4. Tackle misinformation.
Dispelling myths is perhaps the greatest benefits that a scientist can bring to social media. Not only are your tweets calling out misinformation likely to get lots of shares and retweets, they also help achieve the broader goal of getting more people to adopt a critical thinking mindset. This could not be more important in a pandemic in which people are constantly faced with science that they may not readily understand.
5. Don’t feed the trolls.
If you grew up in the age of the internet like I did, you’re familiar with the phrase, “never read the comments.” Said another way, when communicating on the internet, it’s important to be able to tune out the noise and focus on what’s most important. Anyone can post anything on the internet, and for scientists, that can be the most maddening thing about it. While a main goal of your social media presence should be to dispel myths and promote facts, you don’t want to spend a lot of time arguing with random anonymous people on the internet.
One unspoken rule of maintaining a social media presence is, “don’t feed the trolls.”Tweet
If the trolls get too out of hand, consider using the muting function on social media sites like Twitter, Facebook, or Instagram. It can be a waste of time and energy to confront these people. Instead, and comment on overarching anti-science themes without engaging with combative followers directly. Don’t quote these people in your tweets, either — it will give them a platform for their misinformed opinions.
6. Use social media scheduling tools.
The ideal social media presence would both post original content (for example, links to scientific content which are explained to a general audience) and engage with followers (replying to people, sharing social media posts, etc.).

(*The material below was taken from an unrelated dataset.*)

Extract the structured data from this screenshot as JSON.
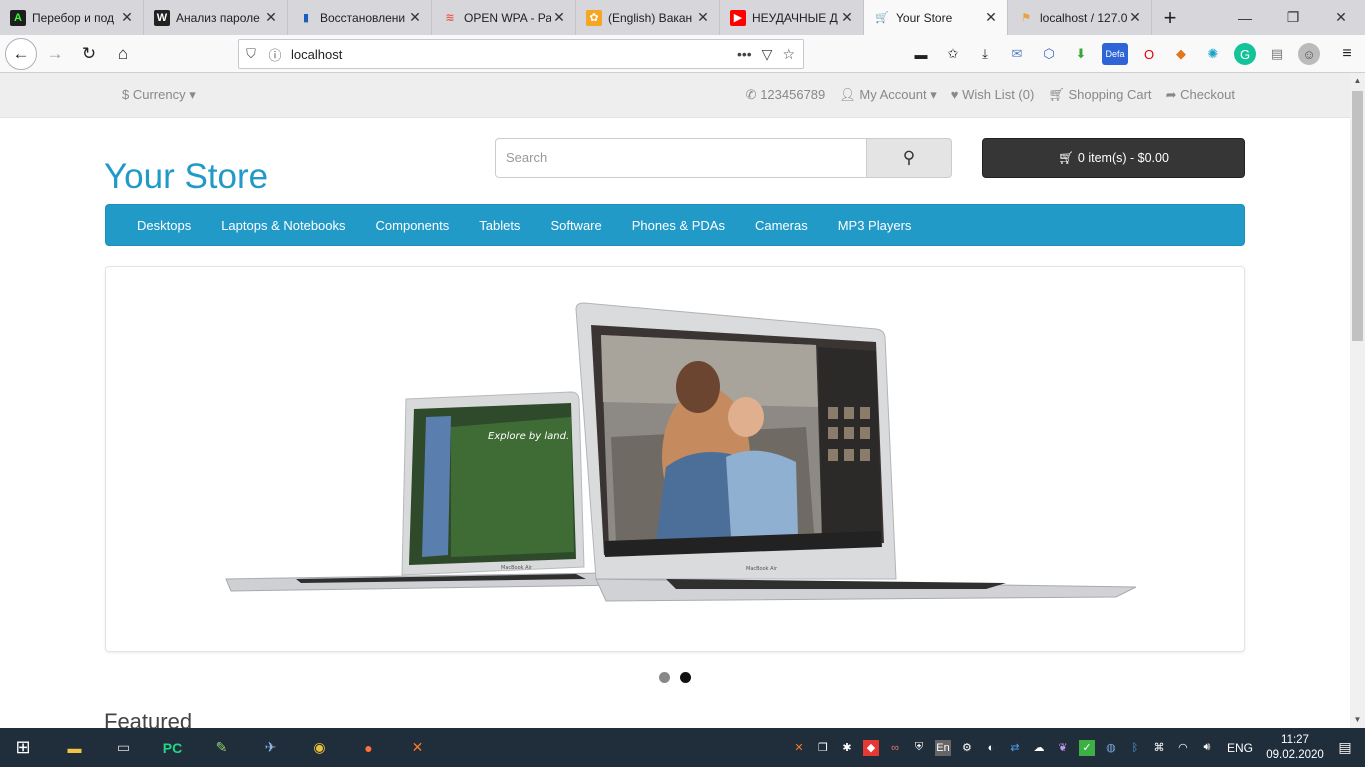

If you’re pressed for time, you can use an automatic social media scheduling tool to post for you while you are running experiments, teaching, or otherwise busy. I use Recurpost, which is a free tool that allows you to schedule social media content to post to a variety of social media sites.
Additional Resources for Scientists on Social Media
Here are a few other resources for scientists using social media for science communication:
- How to Use Twitter for Science Communication, American Geophysical Union
- Communicating Science Online, American Association for the Advancement of Science
- Social Media for Scientists, The American Society for Cell Biology
- Scientist Guide to Social Media, Association for the Sciences of Limnology and Oceanography
- Using Twitter in University Research, Teaching, and Impact Activities, London School of Economics
Conclusion and Key Takeaways
Most scientists are not used to promoting themselves. Many scientists may feel that the facts will speak for — and promote — themselves; yet, as we’re learning in the pandemic, the facts can get buried if scientists and science communicators do not do a good job of communicating science to the public.
Scientists can use social media sites like Twitter to promote scientific truths and help others develop an appreciation for critical thinking. Effective science communication can be as simple as setting up a Twitter account to talk about science and dispel myths and fake news in real time. A SciComm blog can be a great companion to a social media account for more longform articles explaining important concepts — and, used in conjunction with social media, can amplify the impact of research.
The key to success in social media strategy for scientists — or for anyone — is to start small and grow over time. Social media can connect scientists to policymakers, media, and the general public. An effective social media strategy for scientists can help improve their science communication skills and boost the public’s science literacy — all of which maximizes research impact. It’s a win-win!